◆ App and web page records
=== Section Start ===
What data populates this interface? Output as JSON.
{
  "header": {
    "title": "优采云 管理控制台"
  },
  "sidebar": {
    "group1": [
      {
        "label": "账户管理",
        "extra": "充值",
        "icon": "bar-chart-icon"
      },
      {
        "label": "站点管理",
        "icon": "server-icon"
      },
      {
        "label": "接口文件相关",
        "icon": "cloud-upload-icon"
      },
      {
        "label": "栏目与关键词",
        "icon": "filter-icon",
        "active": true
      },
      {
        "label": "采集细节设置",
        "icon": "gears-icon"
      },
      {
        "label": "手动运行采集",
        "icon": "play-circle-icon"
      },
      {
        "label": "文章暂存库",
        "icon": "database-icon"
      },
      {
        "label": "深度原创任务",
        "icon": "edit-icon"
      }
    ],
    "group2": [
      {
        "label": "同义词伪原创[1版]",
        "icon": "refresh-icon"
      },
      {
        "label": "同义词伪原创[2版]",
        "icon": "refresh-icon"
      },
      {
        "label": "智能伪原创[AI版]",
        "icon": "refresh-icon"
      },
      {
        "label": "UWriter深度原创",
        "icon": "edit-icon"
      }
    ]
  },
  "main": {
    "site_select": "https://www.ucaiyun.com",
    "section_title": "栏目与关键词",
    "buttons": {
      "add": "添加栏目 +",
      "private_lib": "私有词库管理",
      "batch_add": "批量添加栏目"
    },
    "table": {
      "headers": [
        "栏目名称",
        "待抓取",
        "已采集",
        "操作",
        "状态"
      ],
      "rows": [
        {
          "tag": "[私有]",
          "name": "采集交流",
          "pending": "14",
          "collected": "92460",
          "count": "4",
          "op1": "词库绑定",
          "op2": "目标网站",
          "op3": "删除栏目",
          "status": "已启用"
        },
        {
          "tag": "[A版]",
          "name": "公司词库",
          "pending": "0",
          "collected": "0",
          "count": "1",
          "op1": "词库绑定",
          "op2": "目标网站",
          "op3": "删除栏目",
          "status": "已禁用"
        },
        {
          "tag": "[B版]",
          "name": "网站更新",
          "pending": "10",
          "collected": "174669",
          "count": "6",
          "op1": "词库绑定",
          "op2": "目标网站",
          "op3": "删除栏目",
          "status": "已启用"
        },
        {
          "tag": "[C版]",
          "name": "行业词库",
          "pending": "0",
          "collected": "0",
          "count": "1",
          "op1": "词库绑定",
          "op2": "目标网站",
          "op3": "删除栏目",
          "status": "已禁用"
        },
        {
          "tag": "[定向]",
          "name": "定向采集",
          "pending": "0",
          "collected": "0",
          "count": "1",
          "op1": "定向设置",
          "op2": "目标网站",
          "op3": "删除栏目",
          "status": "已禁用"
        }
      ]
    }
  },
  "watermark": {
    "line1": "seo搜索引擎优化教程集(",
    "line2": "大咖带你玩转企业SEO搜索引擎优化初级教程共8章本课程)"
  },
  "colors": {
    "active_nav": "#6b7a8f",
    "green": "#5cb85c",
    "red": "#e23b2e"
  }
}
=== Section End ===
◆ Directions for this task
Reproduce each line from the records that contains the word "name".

◆ Result
          "name": "采集交流",
          "name": "公司词库",
          "name": "网站更新",
          "name": "行业词库",
          "name": "定向采集",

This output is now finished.